As always, there was plenty of positives mixed in there for Brady. But it’s rare that he makes passes that actively hurt the Patriots’ chances of winning games, and that happened on Sunday against the Giants.
Many sports talk shows and columns over the past couple of weeks have focused on which five Patriots players are most indispensable, not counting Tom Brady. On Sunday, Julian Edelman definitively proved that he is on that short list.
The receiver was making play after play in the early going, catching four passes for 53 yards, but on his final catch, Jasper Brinkley rolled over Edelman’s left ankle. The receiver hobbled to the sideline, and he didn’t return.

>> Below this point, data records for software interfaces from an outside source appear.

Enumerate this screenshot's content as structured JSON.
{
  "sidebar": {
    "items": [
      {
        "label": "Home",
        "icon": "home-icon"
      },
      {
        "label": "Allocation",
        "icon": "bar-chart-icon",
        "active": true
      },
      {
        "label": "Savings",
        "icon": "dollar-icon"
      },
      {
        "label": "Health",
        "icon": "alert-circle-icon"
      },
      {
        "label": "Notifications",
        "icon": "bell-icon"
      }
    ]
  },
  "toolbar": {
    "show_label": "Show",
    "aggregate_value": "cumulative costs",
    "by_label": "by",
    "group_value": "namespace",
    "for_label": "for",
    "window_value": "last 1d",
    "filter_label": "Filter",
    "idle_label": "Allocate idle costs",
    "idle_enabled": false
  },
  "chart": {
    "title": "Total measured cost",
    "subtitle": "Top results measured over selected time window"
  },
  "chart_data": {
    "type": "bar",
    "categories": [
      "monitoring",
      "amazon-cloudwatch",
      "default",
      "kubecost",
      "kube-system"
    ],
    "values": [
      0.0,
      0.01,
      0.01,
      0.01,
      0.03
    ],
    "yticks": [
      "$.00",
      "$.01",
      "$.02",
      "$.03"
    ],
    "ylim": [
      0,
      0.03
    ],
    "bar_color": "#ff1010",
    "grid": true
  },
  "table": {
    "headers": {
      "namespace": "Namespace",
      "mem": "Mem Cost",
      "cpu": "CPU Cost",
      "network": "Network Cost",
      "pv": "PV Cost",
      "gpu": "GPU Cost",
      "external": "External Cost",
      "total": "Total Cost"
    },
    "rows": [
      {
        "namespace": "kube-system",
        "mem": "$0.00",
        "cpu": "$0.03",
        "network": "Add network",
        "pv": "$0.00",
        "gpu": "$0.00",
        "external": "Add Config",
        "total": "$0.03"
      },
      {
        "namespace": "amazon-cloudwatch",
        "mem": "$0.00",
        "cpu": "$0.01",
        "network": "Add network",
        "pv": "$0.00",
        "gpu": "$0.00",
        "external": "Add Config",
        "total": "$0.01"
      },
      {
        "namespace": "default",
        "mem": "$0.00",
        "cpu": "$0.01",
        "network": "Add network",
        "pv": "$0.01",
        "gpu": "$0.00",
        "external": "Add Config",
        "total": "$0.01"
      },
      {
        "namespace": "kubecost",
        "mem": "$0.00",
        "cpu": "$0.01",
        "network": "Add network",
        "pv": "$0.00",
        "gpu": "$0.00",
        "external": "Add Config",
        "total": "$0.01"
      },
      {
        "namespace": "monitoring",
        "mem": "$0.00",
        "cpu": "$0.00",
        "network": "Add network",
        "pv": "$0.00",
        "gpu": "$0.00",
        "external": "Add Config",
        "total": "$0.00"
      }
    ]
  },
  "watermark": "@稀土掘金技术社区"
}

The Patriots’ offense struggled mightily without Edelman, and it had to have been a pretty rough injury to keep him off the field. If he is indeed out for an extended period of time or, worst-case scenario, the rest of the year, then expectations may have to shift just a bit. The Patriots may still be the NFL’s best team without him, but their margin of error would drop significantly without their most elusive play-maker.
Devin McCourty/Duron Harmon
The point of football, when you don’t have the football, is to tackle the man with the football. The objective is never to tackle the man without the football, and it’s never to tackle a man who is on your team.
Yet twice on Sunday, Patriots safeties accidentally took down teammates. The first — when McCourty misread the pass to Beckham — proved very costly immediately, as it left the entire field open for the receiver to score. The second — when Duron Harmon clipped Amendola on that long punt return — didn’t prove damaging, but it was a mistake that could have turned a touchdown into a field goal.
They were mistakes, but potentially critical mistakes.
It’s unfair to single out the team’s fourth cornerback as a bad performer, but Melvin’s play was tough to watch at times on Sunday.
He entered the game after Justin Coleman struggled, and he didn’t fare any better. He got called for an 18-yard pass interference penalty when he caught Myles White with an accidental jab to the throat/face area, and the Giants finished that drive with a field goal. And on the Giants’ final drive, Melvin got burned badly twice. First, Melvin bit when Dwayne Harris broke toward the post before cutting back toward the corner, and Harris came down with a 30-yard reception. Two plays later, Melvin got left behind Harris again, and the receiver came down with the ball at the New England 5-yard line.
Butler was good, and so was Logan Ryan, but the Patriots’ lack of depth at corner sure showed up against the Giants.
Bonus: Ed Hochuli’s Officiating Crew
Every week, Ed Hochuli’s crew botches at least a half-dozen calls. That was the case again on Sunday. Everyone used to love the guy because he had 20-inch pythons and loved to flex, but he and his crew have been bad for years. The NFL might want to look into that.